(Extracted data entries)
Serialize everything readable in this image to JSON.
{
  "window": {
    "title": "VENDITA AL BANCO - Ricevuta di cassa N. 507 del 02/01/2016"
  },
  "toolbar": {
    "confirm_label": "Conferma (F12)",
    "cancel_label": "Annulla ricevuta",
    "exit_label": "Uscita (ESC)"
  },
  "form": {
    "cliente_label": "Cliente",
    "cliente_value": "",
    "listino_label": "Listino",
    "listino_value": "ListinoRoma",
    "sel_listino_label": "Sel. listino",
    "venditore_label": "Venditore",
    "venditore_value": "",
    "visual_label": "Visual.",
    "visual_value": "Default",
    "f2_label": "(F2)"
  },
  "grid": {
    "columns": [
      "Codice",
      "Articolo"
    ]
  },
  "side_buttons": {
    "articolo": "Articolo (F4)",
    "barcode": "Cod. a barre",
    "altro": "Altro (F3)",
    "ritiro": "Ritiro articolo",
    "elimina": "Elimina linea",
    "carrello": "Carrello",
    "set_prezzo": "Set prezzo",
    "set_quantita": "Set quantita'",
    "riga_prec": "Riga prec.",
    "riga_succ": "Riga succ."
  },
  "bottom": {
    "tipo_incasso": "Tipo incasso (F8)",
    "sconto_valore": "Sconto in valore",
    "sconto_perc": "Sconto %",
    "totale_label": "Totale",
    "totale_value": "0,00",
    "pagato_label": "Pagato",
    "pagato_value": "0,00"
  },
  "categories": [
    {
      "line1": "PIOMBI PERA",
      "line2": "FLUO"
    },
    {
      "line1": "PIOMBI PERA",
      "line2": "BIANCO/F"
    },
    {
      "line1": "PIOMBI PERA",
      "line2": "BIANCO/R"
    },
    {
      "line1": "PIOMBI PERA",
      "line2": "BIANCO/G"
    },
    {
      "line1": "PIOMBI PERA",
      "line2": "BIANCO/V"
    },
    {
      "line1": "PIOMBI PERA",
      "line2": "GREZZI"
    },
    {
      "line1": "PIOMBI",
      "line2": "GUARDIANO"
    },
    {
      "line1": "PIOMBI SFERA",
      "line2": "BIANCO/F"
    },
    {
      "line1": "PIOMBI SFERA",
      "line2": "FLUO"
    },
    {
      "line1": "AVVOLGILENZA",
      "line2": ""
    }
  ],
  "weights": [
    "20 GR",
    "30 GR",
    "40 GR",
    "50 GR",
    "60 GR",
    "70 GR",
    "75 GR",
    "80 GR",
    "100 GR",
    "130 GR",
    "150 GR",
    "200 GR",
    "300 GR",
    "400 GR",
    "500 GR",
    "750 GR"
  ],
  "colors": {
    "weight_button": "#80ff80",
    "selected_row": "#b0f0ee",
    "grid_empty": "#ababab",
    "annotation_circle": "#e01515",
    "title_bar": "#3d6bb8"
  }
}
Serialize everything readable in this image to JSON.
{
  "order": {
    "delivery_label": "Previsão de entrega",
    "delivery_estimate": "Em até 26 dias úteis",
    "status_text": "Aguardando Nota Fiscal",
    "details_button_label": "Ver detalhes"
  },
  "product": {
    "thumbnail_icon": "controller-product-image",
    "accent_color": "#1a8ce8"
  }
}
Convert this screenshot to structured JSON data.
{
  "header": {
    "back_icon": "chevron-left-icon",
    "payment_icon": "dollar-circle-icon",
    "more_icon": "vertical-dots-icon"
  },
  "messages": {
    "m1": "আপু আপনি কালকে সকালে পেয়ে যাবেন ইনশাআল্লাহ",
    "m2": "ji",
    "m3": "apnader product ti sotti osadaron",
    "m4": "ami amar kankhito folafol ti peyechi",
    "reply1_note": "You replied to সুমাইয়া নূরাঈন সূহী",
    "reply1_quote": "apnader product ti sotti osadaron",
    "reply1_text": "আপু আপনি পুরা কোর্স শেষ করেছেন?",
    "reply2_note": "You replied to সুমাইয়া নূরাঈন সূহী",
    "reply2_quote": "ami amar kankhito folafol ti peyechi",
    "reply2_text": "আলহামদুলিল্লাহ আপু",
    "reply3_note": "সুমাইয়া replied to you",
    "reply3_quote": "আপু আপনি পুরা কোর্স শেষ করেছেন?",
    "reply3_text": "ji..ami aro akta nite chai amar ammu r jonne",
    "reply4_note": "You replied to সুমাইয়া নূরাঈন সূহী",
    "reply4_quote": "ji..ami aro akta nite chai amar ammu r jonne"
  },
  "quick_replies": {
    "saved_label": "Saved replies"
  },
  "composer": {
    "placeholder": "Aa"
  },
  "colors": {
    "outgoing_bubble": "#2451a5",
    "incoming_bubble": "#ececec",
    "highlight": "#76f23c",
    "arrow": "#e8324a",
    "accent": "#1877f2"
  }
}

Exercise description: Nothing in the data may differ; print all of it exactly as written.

Answer below:
Serialize everything readable in this image to JSON.
{
  "window": {
    "title": "VENDITA AL BANCO - Ricevuta di cassa N. 507 del 02/01/2016"
  },
  "toolbar": {
    "confirm_label": "Conferma (F12)",
    "cancel_label": "Annulla ricevuta",
    "exit_label": "Uscita (ESC)"
  },
  "form": {
    "cliente_label": "Cliente",
    "cliente_value": "",
    "listino_label": "Listino",
    "listino_value": "ListinoRoma",
    "sel_listino_label": "Sel. listino",
    "venditore_label": "Venditore",
    "venditore_value": "",
    "visual_label": "Visual.",
    "visual_value": "Default",
    "f2_label": "(F2)"
  },
  "grid": {
    "columns": [
      "Codice",
      "Articolo"
    ]
  },
  "side_buttons": {
    "articolo": "Articolo (F4)",
    "barcode": "Cod. a barre",
    "altro": "Altro (F3)",
    "ritiro": "Ritiro articolo",
    "elimina": "Elimina linea",
    "carrello": "Carrello",
    "set_prezzo": "Set prezzo",
    "set_quantita": "Set quantita'",
    "riga_prec": "Riga prec.",
    "riga_succ": "Riga succ."
  },
  "bottom": {
    "tipo_incasso": "Tipo incasso (F8)",
    "sconto_valore": "Sconto in valore",
    "sconto_perc": "Sconto %",
    "totale_label": "Totale",
    "totale_value": "0,00",
    "pagato_label": "Pagato",
    "pagato_value": "0,00"
  },
  "categories": [
    {
      "line1": "PIOMBI PERA",
      "line2": "FLUO"
    },
    {
      "line1": "PIOMBI PERA",
      "line2": "BIANCO/F"
    },
    {
      "line1": "PIOMBI PERA",
      "line2": "BIANCO/R"
    },
    {
      "line1": "PIOMBI PERA",
      "line2": "BIANCO/G"
    },
    {
      "line1": "PIOMBI PERA",
      "line2": "BIANCO/V"
    },
    {
      "line1": "PIOMBI PERA",
      "line2": "GREZZI"
    },
    {
      "line1": "PIOMBI",
      "line2": "GUARDIANO"
    },
    {
      "line1": "PIOMBI SFERA",
      "line2": "BIANCO/F"
    },
    {
      "line1": "PIOMBI SFERA",
      "line2": "FLUO"
    },
    {
      "line1": "AVVOLGILENZA",
      "line2": ""
    }
  ],
  "weights": [
    "20 GR",
    "30 GR",
    "40 GR",
    "50 GR",
    "60 GR",
    "70 GR",
    "75 GR",
    "80 GR",
    "100 GR",
    "130 GR",
    "150 GR",
    "200 GR",
    "300 GR",
    "400 GR",
    "500 GR",
    "750 GR"
  ],
  "colors": {
    "weight_button": "#80ff80",
    "selected_row": "#b0f0ee",
    "grid_empty": "#ababab",
    "annotation_circle": "#e01515",
    "title_bar": "#3d6bb8"
  }
}
Serialize everything readable in this image to JSON.
{
  "order": {
    "delivery_label": "Previsão de entrega",
    "delivery_estimate": "Em até 26 dias úteis",
    "status_text": "Aguardando Nota Fiscal",
    "details_button_label": "Ver detalhes"
  },
  "product": {
    "thumbnail_icon": "controller-product-image",
    "accent_color": "#1a8ce8"
  }
}
Convert this screenshot to structured JSON data.
{
  "header": {
    "back_icon": "chevron-left-icon",
    "payment_icon": "dollar-circle-icon",
    "more_icon": "vertical-dots-icon"
  },
  "messages": {
    "m1": "আপু আপনি কালকে সকালে পেয়ে যাবেন ইনশাআল্লাহ",
    "m2": "ji",
    "m3": "apnader product ti sotti osadaron",
    "m4": "ami amar kankhito folafol ti peyechi",
    "reply1_note": "You replied to সুমাইয়া নূরাঈন সূহী",
    "reply1_quote": "apnader product ti sotti osadaron",
    "reply1_text": "আপু আপনি পুরা কোর্স শেষ করেছেন?",
    "reply2_note": "You replied to সুমাইয়া নূরাঈন সূহী",
    "reply2_quote": "ami amar kankhito folafol ti peyechi",
    "reply2_text": "আলহামদুলিল্লাহ আপু",
    "reply3_note": "সুমাইয়া replied to you",
    "reply3_quote": "আপু আপনি পুরা কোর্স শেষ করেছেন?",
    "reply3_text": "ji..ami aro akta nite chai amar ammu r jonne",
    "reply4_note": "You replied to সুমাইয়া নূরাঈন সূহী",
    "reply4_quote": "ji..ami aro akta nite chai amar ammu r jonne"
  },
  "quick_replies": {
    "saved_label": "Saved replies"
  },
  "composer": {
    "placeholder": "Aa"
  },
  "colors": {
    "outgoing_bubble": "#2451a5",
    "incoming_bubble": "#ececec",
    "highlight": "#76f23c",
    "arrow": "#e8324a",
    "accent": "#1877f2"
  }
}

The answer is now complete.